Farmers badly hit by harsh weather in North

Hundreds of sheep lost in heavy snows

A technical examination is being carried out to try to establish how a large wind turbine near Maas, close to the Ardara area of Co Donegal,  came crashing down on Thursday. While winds were heavy at the time it was nonetheless understood that these turbines were engineered to withstand such conditions.

A technical examination is being carried out to try to establish how a large wind turbine near Maas, close to the Ardara area of Co Donegal, came crashing down on Thursday. While winds were heavy at the time it was nonetheless understood that these turbines were engineered to withstand such conditions.

Mon, Mar 25, 2013, 22:41

Northern Ireland ’s First Minister Peter Robinson has said the Northern Executive may examine how to compensate farmers as heavy snow and bitter east winds continue to cause problems in the North.

Temperatures will also stay low in the Republic this week but conditions will be dry, Met Éireann has said. Average temperatures will be about 3 degrees, though the wind chill effect will bring it down to below zero, highly abnormal for the time of year.

In the North, the number of households without electricity has been reduced to a few hundred.
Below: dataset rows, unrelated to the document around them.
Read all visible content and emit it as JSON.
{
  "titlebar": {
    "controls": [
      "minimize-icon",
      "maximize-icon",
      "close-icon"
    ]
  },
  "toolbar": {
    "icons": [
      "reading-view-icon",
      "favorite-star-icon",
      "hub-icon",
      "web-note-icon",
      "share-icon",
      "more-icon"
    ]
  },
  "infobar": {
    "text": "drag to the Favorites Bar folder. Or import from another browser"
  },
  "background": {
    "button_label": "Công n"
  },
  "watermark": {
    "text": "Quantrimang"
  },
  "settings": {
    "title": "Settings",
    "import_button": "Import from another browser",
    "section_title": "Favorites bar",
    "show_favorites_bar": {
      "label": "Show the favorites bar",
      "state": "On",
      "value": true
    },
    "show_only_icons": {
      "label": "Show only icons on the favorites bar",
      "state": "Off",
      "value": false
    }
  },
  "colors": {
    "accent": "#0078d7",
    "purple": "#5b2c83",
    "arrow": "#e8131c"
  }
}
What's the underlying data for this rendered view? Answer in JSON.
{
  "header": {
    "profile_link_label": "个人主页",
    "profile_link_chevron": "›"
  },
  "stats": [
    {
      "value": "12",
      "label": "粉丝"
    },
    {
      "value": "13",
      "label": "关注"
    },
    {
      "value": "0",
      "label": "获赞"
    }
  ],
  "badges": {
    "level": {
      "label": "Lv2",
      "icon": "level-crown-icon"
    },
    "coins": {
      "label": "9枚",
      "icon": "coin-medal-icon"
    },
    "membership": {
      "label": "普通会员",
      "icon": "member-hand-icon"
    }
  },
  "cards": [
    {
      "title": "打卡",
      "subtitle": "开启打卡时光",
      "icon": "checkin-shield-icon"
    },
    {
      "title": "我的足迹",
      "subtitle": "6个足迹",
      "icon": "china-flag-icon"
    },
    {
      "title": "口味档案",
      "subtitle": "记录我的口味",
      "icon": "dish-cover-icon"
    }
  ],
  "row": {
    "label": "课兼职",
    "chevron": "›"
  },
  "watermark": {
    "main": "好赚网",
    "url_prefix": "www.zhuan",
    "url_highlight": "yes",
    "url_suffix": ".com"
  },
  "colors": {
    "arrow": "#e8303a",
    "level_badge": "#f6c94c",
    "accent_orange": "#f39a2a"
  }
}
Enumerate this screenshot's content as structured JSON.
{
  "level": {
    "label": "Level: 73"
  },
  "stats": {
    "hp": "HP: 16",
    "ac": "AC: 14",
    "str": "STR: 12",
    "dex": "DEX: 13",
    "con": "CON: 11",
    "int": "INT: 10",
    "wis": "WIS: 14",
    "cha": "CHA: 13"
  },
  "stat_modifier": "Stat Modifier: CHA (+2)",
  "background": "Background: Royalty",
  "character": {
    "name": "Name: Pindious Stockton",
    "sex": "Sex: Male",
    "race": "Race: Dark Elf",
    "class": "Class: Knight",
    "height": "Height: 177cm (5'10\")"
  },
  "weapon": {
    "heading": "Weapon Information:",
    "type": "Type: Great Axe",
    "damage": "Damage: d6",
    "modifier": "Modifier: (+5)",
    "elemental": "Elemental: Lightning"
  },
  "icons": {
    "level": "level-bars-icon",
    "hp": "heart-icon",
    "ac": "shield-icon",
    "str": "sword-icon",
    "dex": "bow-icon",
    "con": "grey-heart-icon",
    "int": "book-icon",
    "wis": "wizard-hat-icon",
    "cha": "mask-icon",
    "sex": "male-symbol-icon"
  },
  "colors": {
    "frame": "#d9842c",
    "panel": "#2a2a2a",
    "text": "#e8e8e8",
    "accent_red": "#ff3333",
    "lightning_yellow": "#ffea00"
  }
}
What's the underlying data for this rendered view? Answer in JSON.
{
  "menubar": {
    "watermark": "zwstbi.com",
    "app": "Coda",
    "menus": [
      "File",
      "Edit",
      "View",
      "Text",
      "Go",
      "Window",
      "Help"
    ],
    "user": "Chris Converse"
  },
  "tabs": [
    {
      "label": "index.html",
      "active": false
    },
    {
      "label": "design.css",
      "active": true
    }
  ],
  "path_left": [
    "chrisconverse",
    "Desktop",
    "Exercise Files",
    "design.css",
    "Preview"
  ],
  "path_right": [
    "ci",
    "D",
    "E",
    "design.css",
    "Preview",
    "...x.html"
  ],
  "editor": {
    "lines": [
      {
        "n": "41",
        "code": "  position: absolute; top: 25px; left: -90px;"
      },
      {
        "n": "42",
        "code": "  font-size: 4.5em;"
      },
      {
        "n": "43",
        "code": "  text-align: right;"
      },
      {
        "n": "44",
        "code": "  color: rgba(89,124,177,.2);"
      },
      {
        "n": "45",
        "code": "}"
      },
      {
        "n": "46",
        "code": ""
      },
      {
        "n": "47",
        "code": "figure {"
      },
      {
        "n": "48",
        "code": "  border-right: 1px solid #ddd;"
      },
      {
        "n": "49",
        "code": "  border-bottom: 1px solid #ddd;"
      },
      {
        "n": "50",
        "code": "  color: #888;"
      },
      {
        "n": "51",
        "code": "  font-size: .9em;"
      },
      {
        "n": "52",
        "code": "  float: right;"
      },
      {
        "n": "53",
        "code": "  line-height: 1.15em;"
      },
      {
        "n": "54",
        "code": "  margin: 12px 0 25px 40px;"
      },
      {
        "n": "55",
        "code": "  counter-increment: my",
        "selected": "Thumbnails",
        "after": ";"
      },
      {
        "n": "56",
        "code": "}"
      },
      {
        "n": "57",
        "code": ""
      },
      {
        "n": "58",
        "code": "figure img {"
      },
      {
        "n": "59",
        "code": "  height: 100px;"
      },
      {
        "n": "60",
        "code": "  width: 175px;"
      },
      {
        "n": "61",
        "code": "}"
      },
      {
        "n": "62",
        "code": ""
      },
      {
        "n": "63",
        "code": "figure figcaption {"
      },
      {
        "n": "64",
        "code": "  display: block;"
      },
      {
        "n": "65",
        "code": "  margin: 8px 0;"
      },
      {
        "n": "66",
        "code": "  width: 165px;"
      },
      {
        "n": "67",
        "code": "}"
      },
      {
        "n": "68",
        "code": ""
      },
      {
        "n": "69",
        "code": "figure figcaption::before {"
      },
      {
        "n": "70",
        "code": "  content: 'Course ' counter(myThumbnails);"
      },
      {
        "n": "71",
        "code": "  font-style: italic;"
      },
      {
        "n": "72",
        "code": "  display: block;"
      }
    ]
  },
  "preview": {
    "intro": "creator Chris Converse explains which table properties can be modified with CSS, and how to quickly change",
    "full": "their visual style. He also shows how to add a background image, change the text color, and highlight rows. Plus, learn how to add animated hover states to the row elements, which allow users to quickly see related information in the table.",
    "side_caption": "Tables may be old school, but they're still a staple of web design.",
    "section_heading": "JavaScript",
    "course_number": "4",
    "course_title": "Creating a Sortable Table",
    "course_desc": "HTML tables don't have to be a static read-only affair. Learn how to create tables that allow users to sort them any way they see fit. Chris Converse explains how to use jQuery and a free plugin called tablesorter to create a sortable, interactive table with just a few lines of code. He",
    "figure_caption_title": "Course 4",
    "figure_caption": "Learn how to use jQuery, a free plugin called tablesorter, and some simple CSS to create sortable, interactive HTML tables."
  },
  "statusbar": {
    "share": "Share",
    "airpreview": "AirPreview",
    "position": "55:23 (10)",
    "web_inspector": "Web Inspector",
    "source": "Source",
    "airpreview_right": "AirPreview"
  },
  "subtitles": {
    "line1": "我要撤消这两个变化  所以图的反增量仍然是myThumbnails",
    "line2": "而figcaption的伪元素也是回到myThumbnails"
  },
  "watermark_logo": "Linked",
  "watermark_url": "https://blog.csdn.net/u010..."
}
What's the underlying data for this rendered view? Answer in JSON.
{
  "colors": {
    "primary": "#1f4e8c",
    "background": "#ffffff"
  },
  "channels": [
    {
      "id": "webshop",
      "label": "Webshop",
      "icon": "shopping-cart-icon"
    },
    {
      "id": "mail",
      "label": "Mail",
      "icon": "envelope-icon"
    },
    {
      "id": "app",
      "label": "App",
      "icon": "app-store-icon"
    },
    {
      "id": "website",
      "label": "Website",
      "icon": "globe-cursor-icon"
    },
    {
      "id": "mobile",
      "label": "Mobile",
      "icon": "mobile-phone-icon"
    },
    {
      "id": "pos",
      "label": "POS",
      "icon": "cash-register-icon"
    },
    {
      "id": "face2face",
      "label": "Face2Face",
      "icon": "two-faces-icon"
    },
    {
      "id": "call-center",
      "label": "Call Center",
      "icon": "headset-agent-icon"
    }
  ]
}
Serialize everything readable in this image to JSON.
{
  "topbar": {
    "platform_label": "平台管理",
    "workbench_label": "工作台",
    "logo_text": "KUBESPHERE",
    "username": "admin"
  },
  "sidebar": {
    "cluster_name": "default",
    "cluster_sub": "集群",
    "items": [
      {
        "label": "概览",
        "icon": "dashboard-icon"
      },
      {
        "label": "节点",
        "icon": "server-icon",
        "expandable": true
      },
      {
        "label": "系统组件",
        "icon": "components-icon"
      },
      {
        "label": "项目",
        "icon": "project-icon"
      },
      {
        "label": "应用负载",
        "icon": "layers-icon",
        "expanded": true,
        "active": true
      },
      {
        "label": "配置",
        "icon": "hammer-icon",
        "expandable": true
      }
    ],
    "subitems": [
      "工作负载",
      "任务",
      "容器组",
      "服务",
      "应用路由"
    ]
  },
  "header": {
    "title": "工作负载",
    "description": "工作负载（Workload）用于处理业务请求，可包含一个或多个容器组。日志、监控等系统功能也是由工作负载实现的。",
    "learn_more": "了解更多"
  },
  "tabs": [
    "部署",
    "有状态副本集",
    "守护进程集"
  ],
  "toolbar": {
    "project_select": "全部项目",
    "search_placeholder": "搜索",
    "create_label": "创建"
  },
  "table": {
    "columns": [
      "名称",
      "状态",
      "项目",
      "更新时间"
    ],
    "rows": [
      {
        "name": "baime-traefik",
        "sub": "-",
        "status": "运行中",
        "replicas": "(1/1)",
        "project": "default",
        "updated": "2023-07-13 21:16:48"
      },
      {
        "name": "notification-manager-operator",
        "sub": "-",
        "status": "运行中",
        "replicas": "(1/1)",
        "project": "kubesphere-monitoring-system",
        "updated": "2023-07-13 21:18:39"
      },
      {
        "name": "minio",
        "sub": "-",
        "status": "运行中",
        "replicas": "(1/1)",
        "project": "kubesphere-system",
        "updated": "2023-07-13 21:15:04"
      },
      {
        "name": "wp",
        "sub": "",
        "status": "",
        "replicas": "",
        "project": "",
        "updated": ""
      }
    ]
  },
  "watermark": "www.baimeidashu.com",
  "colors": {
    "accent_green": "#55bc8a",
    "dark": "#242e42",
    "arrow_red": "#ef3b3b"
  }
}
The main focus yesterday was on trying to ease the plight of farmers, particularly sheep farmers who are now in the lambing season. Farmers, mainly in northeast areas, lost hundreds of sheep and lambs due to the heavy snows. Many farmers were also unable to get fodder to livestock due to impassable roads and snow drifts. Farmers appealed for extra assistance including helicopters to drop food to livestock.

Mr Robinson on a visit to Dromara in Co Down, one of the worst affected areas, said he would consult with Executive colleagues to see what could be done to help farmers. He said the DUP had also asked the British army’s Territorial Army in Northern Ireland to assist in clearing roads.

The Sinn Féin Minister of Agriculture Michelle O'Neill who visited a farm in Glenarm in the Glens of Antrim, which is also badly hit, said conditions were some of the worst experienced in decades. “I have asked that all resources available to the Executive, including those of the emergency services, are made available to help those affected,” she said.

“As this animal welfare situation develops I and my officials are keeping in close contact with farming representative bodies. I would appeal to farmers not to be taking any unnecessary risks whilst tending to their animals,” she added.

Dozens of schools remained closed yesterday because of the bitter weather. The harsh conditions are likely to continue for a number of days.

Meanwhile, a technical examination is being carried out to try to establish how a large wind turbine near Maas, close to the Ardara area of Co Donegal came crashing down on Thursday. While winds were heavy at the time it was nonetheless understood that these turbines were engineered to withstand such conditions.